Like most physical activities, a strong core is crucial. Keeping your core engaged and directly over the lower body will help maintain good posture and therefore, good form. This is important because it will prevent reaching with your legs, which can put a lot of strain on your knees.

ChiRunning has also become a popular form of running, which focuses upon knee protection and injury prevention while running. The ChiRunning website has a lot of great resources, such as this article on "10 Components of Good Running Technique".


The second (and arguably most common) cause of running injuries is overtraining. Let’s say you just signed up for the Thirsty Thirteen and you realize the most you’ve ever run is crossing Camino Del Rio during lunch rush (no easy feat, of course). In anticipation of the race you decide to start pounding the pavement day after day. Then you find yourself in pain, and not the good kind.

Going too hard too fast is definitely a thing in running. Your body needs time to adapt and build the muscles needed to support a running regimen. For the first couple weeks, embrace the run/walk/hike trifecta. Ease your body (and mind) into running and focus on getting miles on your feet, not running miles, and not a certain mile time.

Strength Training

Lastly, and very much related to the prior two causes is strength training. In a recent yoga class, the instructor made a comment that I think pertains to running; “In yoga, you have to earn your right to flow.” In yoga, it’s important to have a strong foundation in alignment before doing a vigorous flow. In running, it’s important to have strong supporting muscles and solid form. Runners are notorious for weak booties and hips. Find a strength training regimen that you can commit to 2-3 times per week. It can be as simple as a lunges and squats at home, or a formal class. Find what works for you and stick to it.

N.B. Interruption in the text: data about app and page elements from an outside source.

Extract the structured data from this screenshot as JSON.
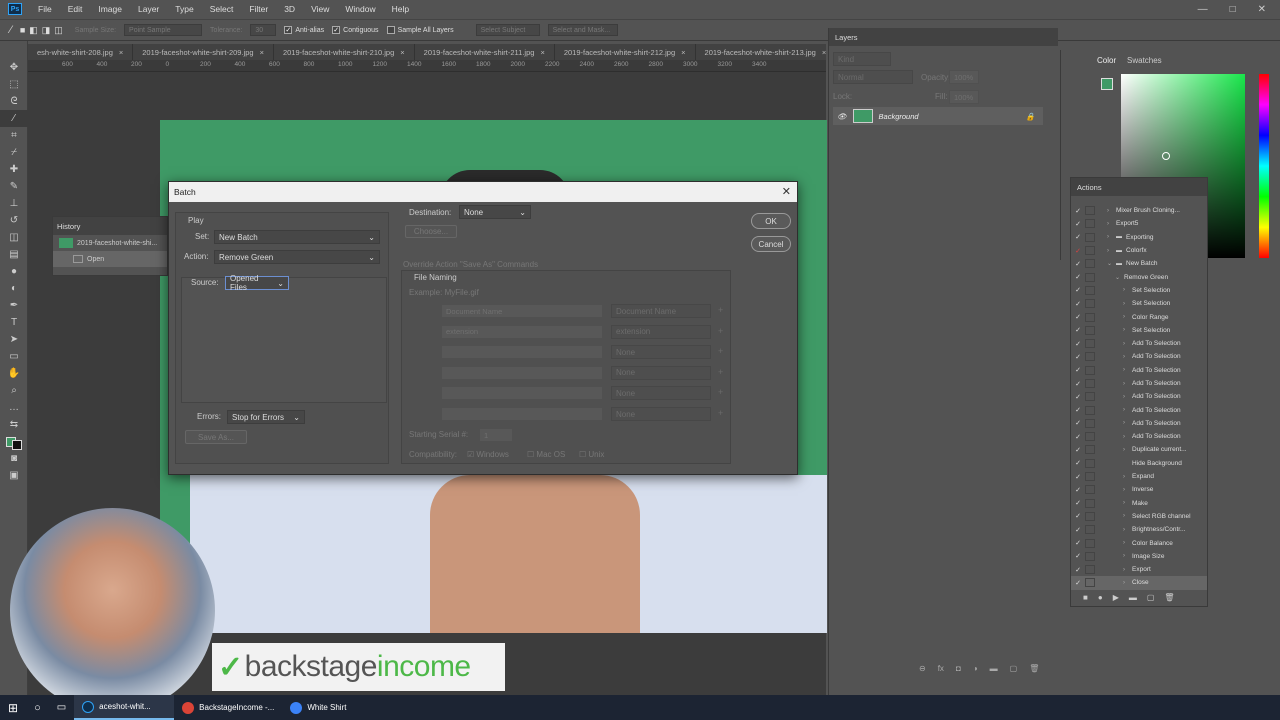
{
  "app": {
    "logo": "Ps"
  },
  "menu": [
    "File",
    "Edit",
    "Image",
    "Layer",
    "Type",
    "Select",
    "Filter",
    "3D",
    "View",
    "Window",
    "Help"
  ],
  "window_controls": [
    "—",
    "□",
    "✕"
  ],
  "options_bar": {
    "sample_size_label": "Sample Size:",
    "sample_size_value": "Point Sample",
    "tolerance_label": "Tolerance:",
    "tolerance_value": "30",
    "anti_alias": "Anti-alias",
    "contiguous": "Contiguous",
    "sample_all_layers": "Sample All Layers",
    "select_subject": "Select Subject",
    "select_and_mask": "Select and Mask..."
  },
  "tabs": [
    "esh-white-shirt-208.jpg",
    "2019-faceshot-white-shirt-209.jpg",
    "2019-faceshot-white-shirt-210.jpg",
    "2019-faceshot-white-shirt-211.jpg",
    "2019-faceshot-white-shirt-212.jpg",
    "2019-faceshot-white-shirt-213.jpg"
  ],
  "ruler_ticks": [
    "600",
    "400",
    "200",
    "0",
    "200",
    "400",
    "600",
    "800",
    "1000",
    "1200",
    "1400",
    "1600",
    "1800",
    "2000",
    "2200",
    "2400",
    "2600",
    "2800",
    "3000",
    "3200",
    "3400"
  ],
  "history": {
    "title": "History",
    "snapshot": "2019-faceshot-white-shi...",
    "step": "Open"
  },
  "dialog": {
    "title": "Batch",
    "play_label": "Play",
    "set_label": "Set:",
    "set_value": "New Batch",
    "action_label": "Action:",
    "action_value": "Remove Green",
    "source_label": "Source:",
    "source_value": "Opened Files",
    "errors_label": "Errors:",
    "errors_value": "Stop for Errors",
    "save_as": "Save As...",
    "destination_label": "Destination:",
    "destination_value": "None",
    "choose": "Choose...",
    "override": "Override Action \"Save As\" Commands",
    "file_naming": "File Naming",
    "example": "Example: MyFile.gif",
    "naming_rows": [
      {
        "left": "Document Name",
        "right": "Document Name"
      },
      {
        "left": "extension",
        "right": "extension"
      },
      {
        "left": "",
        "right": "None"
      },
      {
        "left": "",
        "right": "None"
      },
      {
        "left": "",
        "right": "None"
      },
      {
        "left": "",
        "right": "None"
      }
    ],
    "starting_serial_label": "Starting Serial #:",
    "starting_serial_value": "1",
    "compatibility_label": "Compatibility:",
    "compat_windows": "Windows",
    "compat_mac": "Mac OS",
    "compat_unix": "Unix",
    "ok": "OK",
    "cancel": "Cancel"
  },
  "layers": {
    "title": "Layers",
    "kind": "Kind",
    "blend": "Normal",
    "opacity_label": "Opacity:",
    "opacity_value": "100%",
    "lock_label": "Lock:",
    "fill_label": "Fill:",
    "fill_value": "100%",
    "layer_name": "Background"
  },
  "color_panel": {
    "tab_color": "Color",
    "tab_swatches": "Swatches"
  },
  "actions": {
    "title": "Actions",
    "rows": [
      {
        "label": "Mixer Brush Cloning...",
        "indent": 1,
        "kind": "set"
      },
      {
        "label": "Export5",
        "indent": 1,
        "kind": "action"
      },
      {
        "label": "Exporting",
        "indent": 1,
        "kind": "folder"
      },
      {
        "label": "Colorfx",
        "indent": 1,
        "kind": "folder"
      },
      {
        "label": "New Batch",
        "indent": 1,
        "kind": "folder-open"
      },
      {
        "label": "Remove Green",
        "indent": 2,
        "kind": "action-open"
      },
      {
        "label": "Set Selection",
        "indent": 3,
        "kind": "step"
      },
      {
        "label": "Set Selection",
        "indent": 3,
        "kind": "step"
      },
      {
        "label": "Color Range",
        "indent": 3,
        "kind": "step"
      },
      {
        "label": "Set Selection",
        "indent": 3,
        "kind": "step"
      },
      {
        "label": "Add To Selection",
        "indent": 3,
        "kind": "step"
      },
      {
        "label": "Add To Selection",
        "indent": 3,
        "kind": "step"
      },
      {
        "label": "Add To Selection",
        "indent": 3,
        "kind": "step"
      },
      {
        "label": "Add To Selection",
        "indent": 3,
        "kind": "step"
      },
      {
        "label": "Add To Selection",
        "indent": 3,
        "kind": "step"
      },
      {
        "label": "Add To Selection",
        "indent": 3,
        "kind": "step"
      },
      {
        "label": "Add To Selection",
        "indent": 3,
        "kind": "step"
      },
      {
        "label": "Add To Selection",
        "indent": 3,
        "kind": "step"
      },
      {
        "label": "Duplicate current...",
        "indent": 3,
        "kind": "step"
      },
      {
        "label": "Hide Background",
        "indent": 3,
        "kind": "step"
      },
      {
        "label": "Expand",
        "indent": 3,
        "kind": "step"
      },
      {
        "label": "Inverse",
        "indent": 3,
        "kind": "step"
      },
      {
        "label": "Make",
        "indent": 3,
        "kind": "step"
      },
      {
        "label": "Select RGB channel",
        "indent": 3,
        "kind": "step"
      },
      {
        "label": "Brightness/Contr...",
        "indent": 3,
        "kind": "step"
      },
      {
        "label": "Color Balance",
        "indent": 3,
        "kind": "step"
      },
      {
        "label": "Image Size",
        "indent": 3,
        "kind": "step"
      },
      {
        "label": "Export",
        "indent": 3,
        "kind": "step"
      },
      {
        "label": "Close",
        "indent": 3,
        "kind": "step"
      }
    ]
  },
  "brand": {
    "mark": "✓",
    "part1": "backstage",
    "part2": "income"
  },
  "taskbar": {
    "items": [
      {
        "label": "aceshot-whit...",
        "color": "#2fa3f7"
      },
      {
        "label": "BackstageIncome -...",
        "color": "#db4437"
      },
      {
        "label": "White Shirt",
        "color": "#3b82f6"
      }
    ]
  },
  "colors": {
    "green_screen": "#3f9a66",
    "accent": "#4db848"
  }
}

Now, let’s talk about a training schedule. Let me start off by saying I’m not a certified running coach, but I have trained for all kinds of races and I’ve made training plans for friends in the past. This is only a guide, experiment for yourself.

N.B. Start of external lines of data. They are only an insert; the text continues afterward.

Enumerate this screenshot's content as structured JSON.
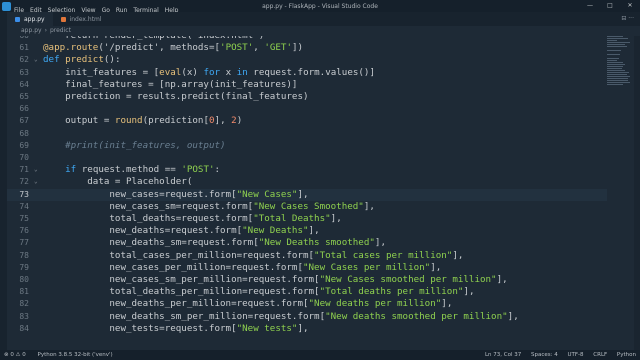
{
  "titlebar": {
    "menu": [
      "File",
      "Edit",
      "Selection",
      "View",
      "Go",
      "Run",
      "Terminal",
      "Help"
    ],
    "title": "app.py - FlaskApp - Visual Studio Code",
    "min": "—",
    "max": "□",
    "close": "✕"
  },
  "tabs": [
    {
      "label": "app.py",
      "color": "#3b8eea"
    },
    {
      "label": "index.html",
      "color": "#e0763a"
    }
  ],
  "tab_actions": "⊟ ···",
  "breadcrumb": {
    "file": "app.py",
    "symbol": "predict"
  },
  "code": {
    "lines": [
      {
        "n": "60",
        "tokens": [
          [
            "    return render_template('index.html')",
            ""
          ]
        ]
      },
      {
        "n": "61",
        "tokens": [
          [
            "@app.route",
            "dec"
          ],
          [
            "('/predict', methods=[",
            ""
          ],
          [
            "'POST'",
            "str"
          ],
          [
            ", ",
            ""
          ],
          [
            "'GET'",
            "str"
          ],
          [
            "])",
            ""
          ]
        ]
      },
      {
        "n": "62",
        "tokens": [
          [
            "def ",
            "kw"
          ],
          [
            "predict",
            "fn"
          ],
          [
            "():",
            ""
          ]
        ]
      },
      {
        "n": "63",
        "tokens": [
          [
            "    init_features = [",
            ""
          ],
          [
            "eval",
            "fn"
          ],
          [
            "(x) ",
            ""
          ],
          [
            "for",
            "kw"
          ],
          [
            " x ",
            ""
          ],
          [
            "in",
            "kw"
          ],
          [
            " request.form.values()]",
            ""
          ]
        ]
      },
      {
        "n": "64",
        "tokens": [
          [
            "    final_features = [np.array(init_features)]",
            ""
          ]
        ]
      },
      {
        "n": "65",
        "tokens": [
          [
            "    prediction = results.predict(final_features)",
            ""
          ]
        ]
      },
      {
        "n": "66",
        "tokens": [
          [
            "",
            ""
          ]
        ]
      },
      {
        "n": "67",
        "tokens": [
          [
            "    output = ",
            ""
          ],
          [
            "round",
            "fn"
          ],
          [
            "(prediction[",
            ""
          ],
          [
            "0",
            "num"
          ],
          [
            "], ",
            ""
          ],
          [
            "2",
            "num"
          ],
          [
            ")",
            ""
          ]
        ]
      },
      {
        "n": "68",
        "tokens": [
          [
            "",
            ""
          ]
        ]
      },
      {
        "n": "69",
        "tokens": [
          [
            "    #print(init_features, output)",
            "cm"
          ]
        ]
      },
      {
        "n": "70",
        "tokens": [
          [
            "",
            ""
          ]
        ]
      },
      {
        "n": "71",
        "tokens": [
          [
            "    ",
            ""
          ],
          [
            "if",
            "kw"
          ],
          [
            " request.method == ",
            ""
          ],
          [
            "'POST'",
            "str"
          ],
          [
            ":",
            ""
          ]
        ]
      },
      {
        "n": "72",
        "tokens": [
          [
            "        data = Placeholder(",
            ""
          ]
        ]
      },
      {
        "n": "73",
        "tokens": [
          [
            "            new_cases=request.form[",
            ""
          ],
          [
            "\"New Cases\"",
            "str"
          ],
          [
            "],",
            ""
          ]
        ]
      },
      {
        "n": "74",
        "tokens": [
          [
            "            new_cases_sm=request.form[",
            ""
          ],
          [
            "\"New Cases Smoothed\"",
            "str"
          ],
          [
            "],",
            ""
          ]
        ]
      },
      {
        "n": "75",
        "tokens": [
          [
            "            total_deaths=request.form[",
            ""
          ],
          [
            "\"Total Deaths\"",
            "str"
          ],
          [
            "],",
            ""
          ]
        ]
      },
      {
        "n": "76",
        "tokens": [
          [
            "            new_deaths=request.form[",
            ""
          ],
          [
            "\"New Deaths\"",
            "str"
          ],
          [
            "],",
            ""
          ]
        ]
      },
      {
        "n": "77",
        "tokens": [
          [
            "            new_deaths_sm=request.form[",
            ""
          ],
          [
            "\"New Deaths smoothed\"",
            "str"
          ],
          [
            "],",
            ""
          ]
        ]
      },
      {
        "n": "78",
        "tokens": [
          [
            "            total_cases_per_million=request.form[",
            ""
          ],
          [
            "\"Total cases per million\"",
            "str"
          ],
          [
            "],",
            ""
          ]
        ]
      },
      {
        "n": "79",
        "tokens": [
          [
            "            new_cases_per_million=request.form[",
            ""
          ],
          [
            "\"New Cases per million\"",
            "str"
          ],
          [
            "],",
            ""
          ]
        ]
      },
      {
        "n": "80",
        "tokens": [
          [
            "            new_cases_sm_per_million=request.form[",
            ""
          ],
          [
            "\"New Cases smoothed per million\"",
            "str"
          ],
          [
            "],",
            ""
          ]
        ]
      },
      {
        "n": "81",
        "tokens": [
          [
            "            total_deaths_per_million=request.form[",
            ""
          ],
          [
            "\"Total deaths per million\"",
            "str"
          ],
          [
            "],",
            ""
          ]
        ]
      },
      {
        "n": "82",
        "tokens": [
          [
            "            new_deaths_per_million=request.form[",
            ""
          ],
          [
            "\"New deaths per million\"",
            "str"
          ],
          [
            "],",
            ""
          ]
        ]
      },
      {
        "n": "83",
        "tokens": [
          [
            "            new_deaths_sm_per_million=request.form[",
            ""
          ],
          [
            "\"New deaths smoothed per million\"",
            "str"
          ],
          [
            "],",
            ""
          ]
        ]
      },
      {
        "n": "84",
        "tokens": [
          [
            "            new_tests=request.form[",
            ""
          ],
          [
            "\"New tests\"",
            "str"
          ],
          [
            "],",
            ""
          ]
        ]
      }
    ],
    "current_line": "73"
  },
  "statusbar": {
    "left": [
      "⊗ 0 ⚠ 0",
      "Python 3.8.5 32-bit ('venv')"
    ],
    "right": [
      "Ln 73, Col 37",
      "Spaces: 4",
      "UTF-8",
      "CRLF",
      "Python"
    ]
  }
}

The plan below is simple for a reason and that reason is consistency. Maybe you walk all 30 minutes on Saturday, so what? The main point is you got out there and did it. More importantly, you’re twice as likely to show up next week.

Monday: Rest (This is the most important day!)

Tuesday: 10-20 min walk/run

Wednesday: Strength training (see details below)

Thursday: 10-20 min walk/run

Friday: Strength training

Saturday: 20-30 min walk/run/hike

Sunday: 10-20 min walk/run/hike

From this point, the general rule of them is to build total weekly mileage by 10%, but I would suggest going for time, not distance, if you’re just starting out.

As for a strength training routine, I’m a fan of variety. Last season, I went to a strength training class at the Rec Center. This year, I’ve been bouldering a couple times per week at the Rock Lounge. I used to swear by P90X in college, particularly the plyometrics video. My go to exercises for running are weighted lunges, weighted squats, clam shells, and lateral band walks. Start with a weight that feels challenging but you can still handle 10-12 reps. A good article that covers strength training for both form and injury prevention is on Runner’s World.

There are other practices that runners swear by; namely foam rolling, yoga, and cross-training. Experiment with all of them! I do prefer to stretch after my body is warmed up, i.e. after a run or workout. While it is a little cliche, listening to your body will prevent both burnout and injury.

Another question I hear from new runners is “What gear should I buy?” While I understand the desire to have the right gear (I work at gear shop, afterall!), one of things I love most about running is that there is very little gear. A solid pair of shoes are important. My recommendation is to visit us at Backcountry Experience or the Durango Running Company and have someone fit you properly - a good fit is important. If you sweat a lot, then consider getting a handheld water bottle to run with, or a small running pack. One of the reasons I love running is just how accessible it is.

That’s all folks, now get outside and move your body!

*Photos courtesy of Liz Blair